● Assignment: Copy every record verbatim but exclude the pictures.

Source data
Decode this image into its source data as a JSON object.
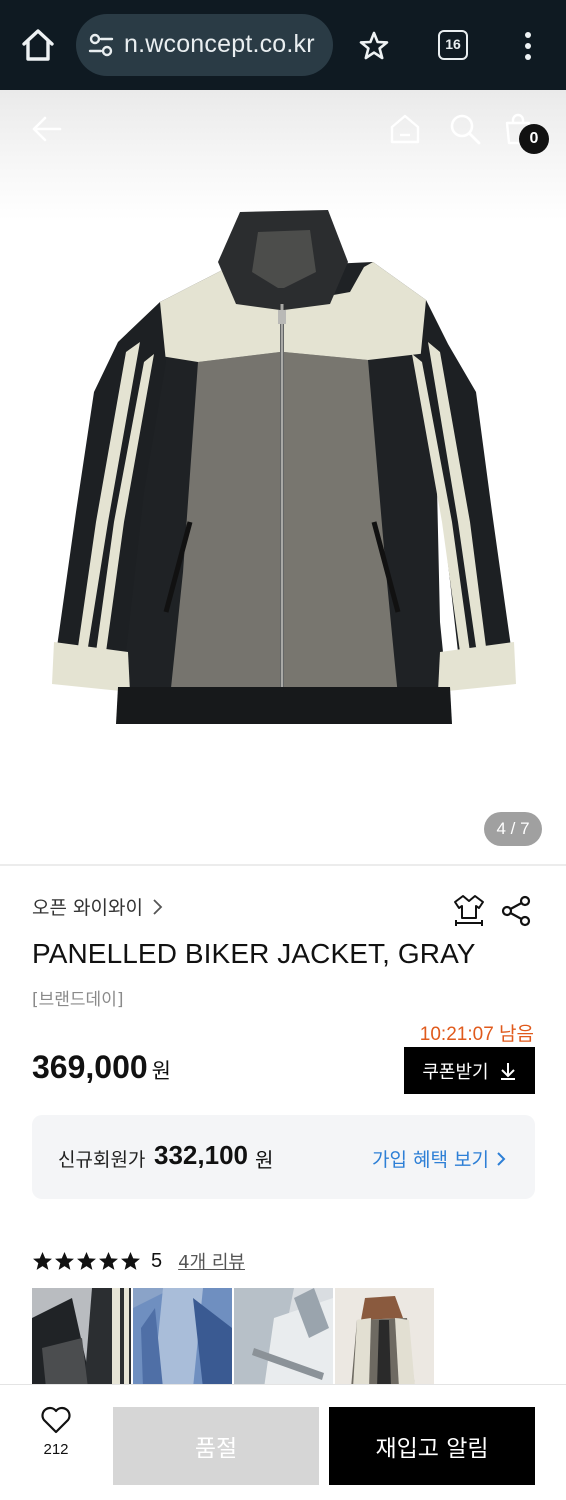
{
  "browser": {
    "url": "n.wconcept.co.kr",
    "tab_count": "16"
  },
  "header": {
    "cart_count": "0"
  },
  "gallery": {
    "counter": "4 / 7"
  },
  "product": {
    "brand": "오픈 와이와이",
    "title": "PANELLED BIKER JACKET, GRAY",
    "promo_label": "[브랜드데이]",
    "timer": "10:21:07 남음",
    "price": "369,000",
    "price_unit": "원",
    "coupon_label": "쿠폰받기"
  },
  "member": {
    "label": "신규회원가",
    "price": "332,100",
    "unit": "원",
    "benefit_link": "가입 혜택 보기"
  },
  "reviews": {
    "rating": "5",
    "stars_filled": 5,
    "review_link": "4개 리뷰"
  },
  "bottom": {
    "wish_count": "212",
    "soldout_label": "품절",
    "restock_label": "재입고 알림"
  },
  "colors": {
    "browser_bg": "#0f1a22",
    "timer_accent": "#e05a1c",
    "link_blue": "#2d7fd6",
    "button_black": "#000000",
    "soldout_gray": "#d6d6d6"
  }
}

● Written reply:
Decode this image into its source data as a JSON object.
{
  "browser": {
    "url": "n.wconcept.co.kr",
    "tab_count": "16"
  },
  "header": {
    "cart_count": "0"
  },
  "gallery": {
    "counter": "4 / 7"
  },
  "product": {
    "brand": "오픈 와이와이",
    "title": "PANELLED BIKER JACKET, GRAY",
    "promo_label": "[브랜드데이]",
    "timer": "10:21:07 남음",
    "price": "369,000",
    "price_unit": "원",
    "coupon_label": "쿠폰받기"
  },
  "member": {
    "label": "신규회원가",
    "price": "332,100",
    "unit": "원",
    "benefit_link": "가입 혜택 보기"
  },
  "reviews": {
    "rating": "5",
    "stars_filled": 5,
    "review_link": "4개 리뷰"
  },
  "bottom": {
    "wish_count": "212",
    "soldout_label": "품절",
    "restock_label": "재입고 알림"
  },
  "colors": {
    "browser_bg": "#0f1a22",
    "timer_accent": "#e05a1c",
    "link_blue": "#2d7fd6",
    "button_black": "#000000",
    "soldout_gray": "#d6d6d6"
  }
}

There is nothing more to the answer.